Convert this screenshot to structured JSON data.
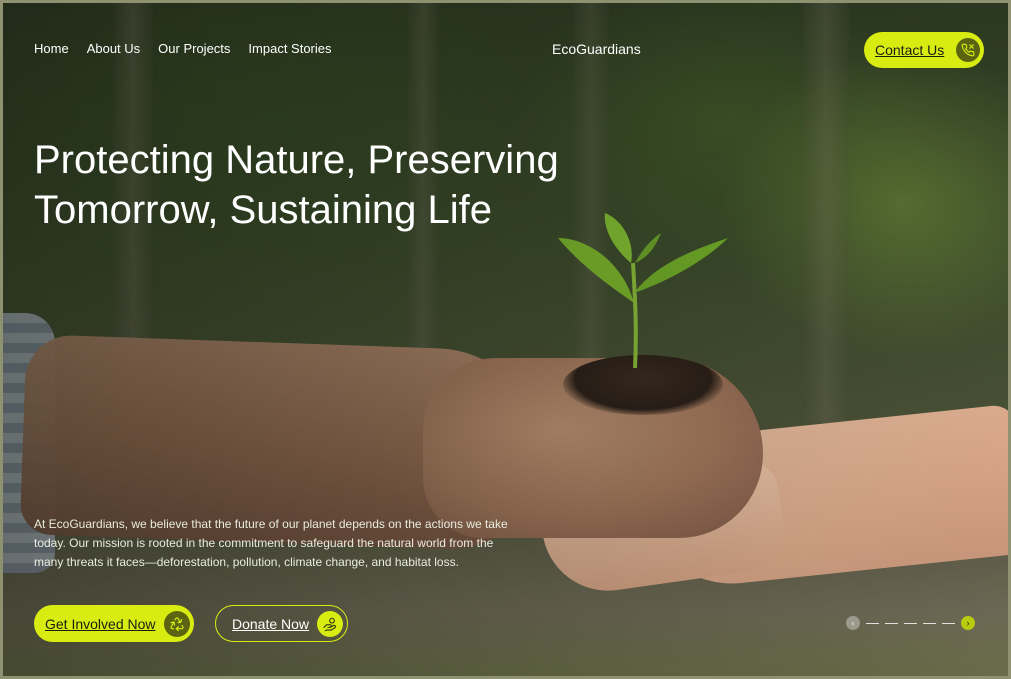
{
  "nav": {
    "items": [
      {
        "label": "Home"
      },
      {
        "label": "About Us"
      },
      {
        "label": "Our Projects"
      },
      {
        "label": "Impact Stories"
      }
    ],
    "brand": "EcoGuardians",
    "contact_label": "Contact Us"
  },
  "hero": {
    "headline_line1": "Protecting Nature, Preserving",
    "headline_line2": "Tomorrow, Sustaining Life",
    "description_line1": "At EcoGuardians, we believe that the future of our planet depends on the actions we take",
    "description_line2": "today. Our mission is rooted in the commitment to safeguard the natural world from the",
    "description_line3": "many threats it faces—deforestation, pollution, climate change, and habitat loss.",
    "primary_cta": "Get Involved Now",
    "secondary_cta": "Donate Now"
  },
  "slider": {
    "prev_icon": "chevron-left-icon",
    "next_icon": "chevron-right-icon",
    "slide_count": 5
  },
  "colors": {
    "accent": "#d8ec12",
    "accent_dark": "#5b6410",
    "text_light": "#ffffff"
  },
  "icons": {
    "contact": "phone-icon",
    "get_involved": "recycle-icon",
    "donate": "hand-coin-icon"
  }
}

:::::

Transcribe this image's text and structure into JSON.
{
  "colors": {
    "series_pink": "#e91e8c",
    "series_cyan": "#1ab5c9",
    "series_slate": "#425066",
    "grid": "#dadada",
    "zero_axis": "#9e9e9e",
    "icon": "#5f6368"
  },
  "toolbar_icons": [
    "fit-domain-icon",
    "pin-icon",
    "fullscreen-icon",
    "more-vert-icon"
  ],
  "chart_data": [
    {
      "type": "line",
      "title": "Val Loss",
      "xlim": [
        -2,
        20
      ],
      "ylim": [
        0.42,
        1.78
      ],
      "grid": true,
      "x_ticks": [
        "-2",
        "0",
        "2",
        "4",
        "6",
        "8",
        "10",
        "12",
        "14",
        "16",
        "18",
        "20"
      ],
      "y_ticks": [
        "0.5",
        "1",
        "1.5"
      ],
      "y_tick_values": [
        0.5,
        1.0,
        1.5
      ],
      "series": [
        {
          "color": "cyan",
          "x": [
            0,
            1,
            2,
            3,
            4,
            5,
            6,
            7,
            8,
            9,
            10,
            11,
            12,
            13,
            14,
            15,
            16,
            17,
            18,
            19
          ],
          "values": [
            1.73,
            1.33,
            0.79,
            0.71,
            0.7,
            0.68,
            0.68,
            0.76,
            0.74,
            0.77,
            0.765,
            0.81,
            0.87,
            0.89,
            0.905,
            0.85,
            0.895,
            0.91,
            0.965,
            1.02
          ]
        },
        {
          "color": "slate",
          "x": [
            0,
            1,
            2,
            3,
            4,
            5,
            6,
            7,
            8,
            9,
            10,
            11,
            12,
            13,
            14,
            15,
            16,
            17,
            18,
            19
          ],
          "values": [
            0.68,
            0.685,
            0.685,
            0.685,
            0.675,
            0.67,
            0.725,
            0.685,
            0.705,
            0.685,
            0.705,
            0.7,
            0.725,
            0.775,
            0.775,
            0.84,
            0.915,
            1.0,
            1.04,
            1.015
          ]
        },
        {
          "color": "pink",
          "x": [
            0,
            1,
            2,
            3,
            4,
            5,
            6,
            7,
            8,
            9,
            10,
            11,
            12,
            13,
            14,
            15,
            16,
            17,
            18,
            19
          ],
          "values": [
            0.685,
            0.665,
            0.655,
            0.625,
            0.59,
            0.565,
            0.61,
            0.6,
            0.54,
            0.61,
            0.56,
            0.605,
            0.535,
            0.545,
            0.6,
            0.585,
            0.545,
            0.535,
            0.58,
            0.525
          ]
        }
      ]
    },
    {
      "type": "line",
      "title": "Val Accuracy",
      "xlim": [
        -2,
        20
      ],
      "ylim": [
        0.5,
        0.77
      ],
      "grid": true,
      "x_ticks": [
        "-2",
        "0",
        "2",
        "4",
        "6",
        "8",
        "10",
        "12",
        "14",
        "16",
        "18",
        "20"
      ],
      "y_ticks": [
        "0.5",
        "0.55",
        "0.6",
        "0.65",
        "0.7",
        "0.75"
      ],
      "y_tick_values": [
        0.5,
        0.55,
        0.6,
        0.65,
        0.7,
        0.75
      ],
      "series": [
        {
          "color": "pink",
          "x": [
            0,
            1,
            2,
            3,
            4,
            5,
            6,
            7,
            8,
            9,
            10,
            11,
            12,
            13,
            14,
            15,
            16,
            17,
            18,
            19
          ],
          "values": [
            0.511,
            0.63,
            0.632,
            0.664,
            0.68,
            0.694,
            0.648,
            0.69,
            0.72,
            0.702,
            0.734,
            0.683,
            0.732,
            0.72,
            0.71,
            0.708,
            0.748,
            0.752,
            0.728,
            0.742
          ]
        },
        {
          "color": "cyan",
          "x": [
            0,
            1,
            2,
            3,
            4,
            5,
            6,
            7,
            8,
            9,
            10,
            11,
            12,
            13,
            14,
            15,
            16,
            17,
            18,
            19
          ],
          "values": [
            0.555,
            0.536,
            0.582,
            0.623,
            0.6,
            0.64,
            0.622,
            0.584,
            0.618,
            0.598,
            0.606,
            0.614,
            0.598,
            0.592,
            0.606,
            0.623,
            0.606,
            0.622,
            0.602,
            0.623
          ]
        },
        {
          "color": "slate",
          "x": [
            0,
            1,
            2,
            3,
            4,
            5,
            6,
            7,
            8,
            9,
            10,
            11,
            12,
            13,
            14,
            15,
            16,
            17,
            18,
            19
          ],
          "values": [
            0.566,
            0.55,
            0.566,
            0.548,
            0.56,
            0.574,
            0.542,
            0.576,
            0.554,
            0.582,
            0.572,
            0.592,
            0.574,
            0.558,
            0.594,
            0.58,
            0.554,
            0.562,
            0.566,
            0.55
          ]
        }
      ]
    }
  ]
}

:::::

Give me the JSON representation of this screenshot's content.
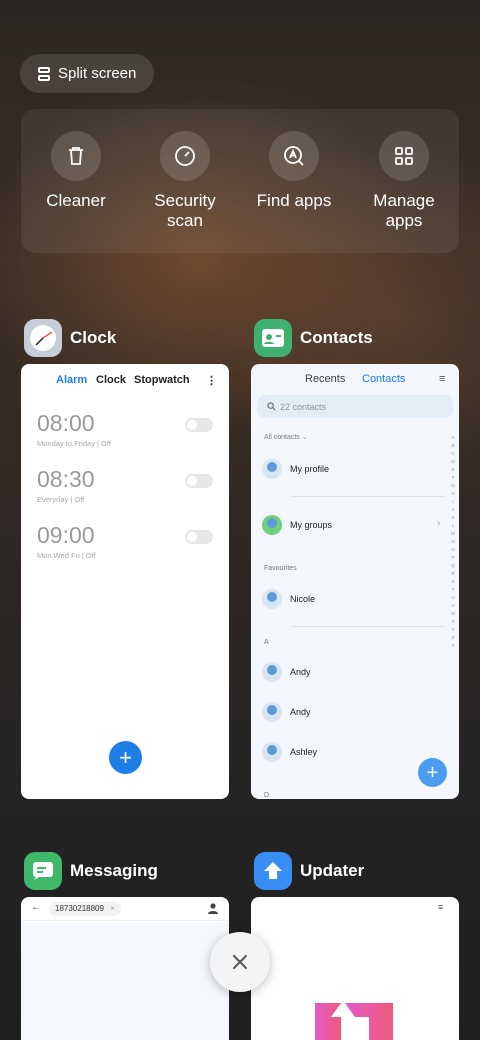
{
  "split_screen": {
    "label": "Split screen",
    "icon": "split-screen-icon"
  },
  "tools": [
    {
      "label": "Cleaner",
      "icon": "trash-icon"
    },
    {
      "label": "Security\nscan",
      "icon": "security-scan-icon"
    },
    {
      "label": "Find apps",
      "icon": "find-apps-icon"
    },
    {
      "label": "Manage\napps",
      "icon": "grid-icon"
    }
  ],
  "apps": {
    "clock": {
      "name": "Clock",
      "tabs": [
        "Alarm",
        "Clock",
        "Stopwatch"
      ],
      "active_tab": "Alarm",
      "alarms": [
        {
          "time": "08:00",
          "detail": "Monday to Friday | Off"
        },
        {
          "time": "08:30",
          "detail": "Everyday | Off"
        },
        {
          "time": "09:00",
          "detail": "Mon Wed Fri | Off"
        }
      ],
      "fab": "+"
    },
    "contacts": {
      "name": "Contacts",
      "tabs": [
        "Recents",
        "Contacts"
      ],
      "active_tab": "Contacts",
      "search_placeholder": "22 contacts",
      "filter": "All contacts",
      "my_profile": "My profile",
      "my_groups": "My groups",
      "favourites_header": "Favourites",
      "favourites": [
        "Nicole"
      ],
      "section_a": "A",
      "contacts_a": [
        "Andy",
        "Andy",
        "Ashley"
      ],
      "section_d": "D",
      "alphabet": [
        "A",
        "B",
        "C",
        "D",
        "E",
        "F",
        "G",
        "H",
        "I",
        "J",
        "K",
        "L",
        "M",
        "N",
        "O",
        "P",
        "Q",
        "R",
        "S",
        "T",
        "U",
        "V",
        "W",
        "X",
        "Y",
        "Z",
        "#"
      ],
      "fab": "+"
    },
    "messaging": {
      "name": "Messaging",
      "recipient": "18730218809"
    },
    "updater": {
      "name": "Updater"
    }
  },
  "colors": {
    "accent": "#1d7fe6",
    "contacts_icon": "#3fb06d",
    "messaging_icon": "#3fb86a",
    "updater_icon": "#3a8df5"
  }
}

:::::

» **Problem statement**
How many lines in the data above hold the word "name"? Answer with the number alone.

» **Exercise solution**
4